ST. AUGUSTINE, Fla. (WFLA) — Construction crews in Florida unearthed a shipwreck from the 19th century while working on a road project in downtown St. Augustine last week.

According to the Florida Department of Transportation (FDOT), crews discovered the nearly intact wooden vessel while working on State Road A1A near the Bridge of Lions for a draining improvement project that began earlier this year.

FDOT archeologists and experts believe the well-preserved boat is from the mid-to-late 1800s.

“We believe the vessel may have sunk unexpectedly and, over time, was silted in. That is why it was preserved so well — it was encapsulated in soil and mud, so there was no air contact for it to decay. It’s truly an incredible find,” District 2 Secretary Greg Evans said in a statement.

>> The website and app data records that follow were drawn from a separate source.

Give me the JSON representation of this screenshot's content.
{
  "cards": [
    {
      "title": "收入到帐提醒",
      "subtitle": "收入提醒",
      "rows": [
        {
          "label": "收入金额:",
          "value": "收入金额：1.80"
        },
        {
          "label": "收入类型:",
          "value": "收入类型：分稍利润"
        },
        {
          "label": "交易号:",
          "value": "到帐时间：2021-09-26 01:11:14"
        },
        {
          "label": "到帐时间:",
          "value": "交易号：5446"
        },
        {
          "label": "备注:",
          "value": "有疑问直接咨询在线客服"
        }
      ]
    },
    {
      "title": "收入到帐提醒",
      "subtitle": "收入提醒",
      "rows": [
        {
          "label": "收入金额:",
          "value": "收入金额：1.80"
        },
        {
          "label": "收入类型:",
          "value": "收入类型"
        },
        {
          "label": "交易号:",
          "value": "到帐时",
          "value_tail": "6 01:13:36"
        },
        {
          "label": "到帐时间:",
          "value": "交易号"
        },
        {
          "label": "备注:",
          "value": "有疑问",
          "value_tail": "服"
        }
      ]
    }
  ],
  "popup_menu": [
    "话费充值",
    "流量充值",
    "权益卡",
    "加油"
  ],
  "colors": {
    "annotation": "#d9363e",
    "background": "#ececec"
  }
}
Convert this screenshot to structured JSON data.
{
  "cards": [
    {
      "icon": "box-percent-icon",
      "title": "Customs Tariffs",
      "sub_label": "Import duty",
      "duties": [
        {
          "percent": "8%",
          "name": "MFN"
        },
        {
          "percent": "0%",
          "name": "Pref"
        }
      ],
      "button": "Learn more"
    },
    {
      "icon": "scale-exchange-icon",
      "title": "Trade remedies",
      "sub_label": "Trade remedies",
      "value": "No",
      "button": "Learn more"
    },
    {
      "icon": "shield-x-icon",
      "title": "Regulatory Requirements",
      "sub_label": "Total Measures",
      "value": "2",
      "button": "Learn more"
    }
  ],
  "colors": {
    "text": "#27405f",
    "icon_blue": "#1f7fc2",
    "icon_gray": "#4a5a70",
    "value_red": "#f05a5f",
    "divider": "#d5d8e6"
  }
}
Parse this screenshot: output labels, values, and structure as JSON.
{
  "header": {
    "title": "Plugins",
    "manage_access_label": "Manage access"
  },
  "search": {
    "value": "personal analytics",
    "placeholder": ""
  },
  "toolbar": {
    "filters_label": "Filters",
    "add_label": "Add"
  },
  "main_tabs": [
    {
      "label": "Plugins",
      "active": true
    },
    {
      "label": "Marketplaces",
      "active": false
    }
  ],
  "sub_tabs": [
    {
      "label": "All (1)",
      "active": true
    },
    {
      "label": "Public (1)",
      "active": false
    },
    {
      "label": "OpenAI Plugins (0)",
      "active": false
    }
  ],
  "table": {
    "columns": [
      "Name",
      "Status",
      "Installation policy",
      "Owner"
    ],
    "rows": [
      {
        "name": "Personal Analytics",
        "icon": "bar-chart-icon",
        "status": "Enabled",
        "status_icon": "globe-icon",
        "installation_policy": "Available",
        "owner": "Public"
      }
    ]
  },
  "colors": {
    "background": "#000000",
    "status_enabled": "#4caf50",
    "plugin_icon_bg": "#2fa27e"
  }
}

Since the area is historic in nature, FDOT started working with Southeastern Archaeological Research (SEARCH), a maritime archaeology team, which was able to help with the excavation.

The vessel remained wet during the excavation to preserve it.
Credit: Florida Department of Transportation, District Two

“With every project we undertake, the Florida Department of Transportation is sensitive to the unique needs of the communities we serve, including the potential presence of historical sites and artifacts within construction sites,” Evans added. “We are grateful to our partners at SEARCH for their careful efforts to preserve this vessel, and we look forward to learning more about its significance to the region.”

Dr. James Delgado, Senior Vice President at SEARCH, who led the excavation and recovery of the boat, said experts believe the vessel was likely used to extract fish and shellfish from coastal waterways and offshore in the 19th century.

“We believe the vessel to be a small single-masted, shallow-draft sailing craft of the 19th century that was likely used to extract fish and shellfish from coastal waterways and directly offshore,” he said. “With a dedicated team, including support from the local community and the on-site construction team, we were able to extract the vessel in order to allow the important work on the community’s infrastructure to continue. We greatly appreciate FDOT’s commitment to cultural resources and in retaining SEARCH for this project.”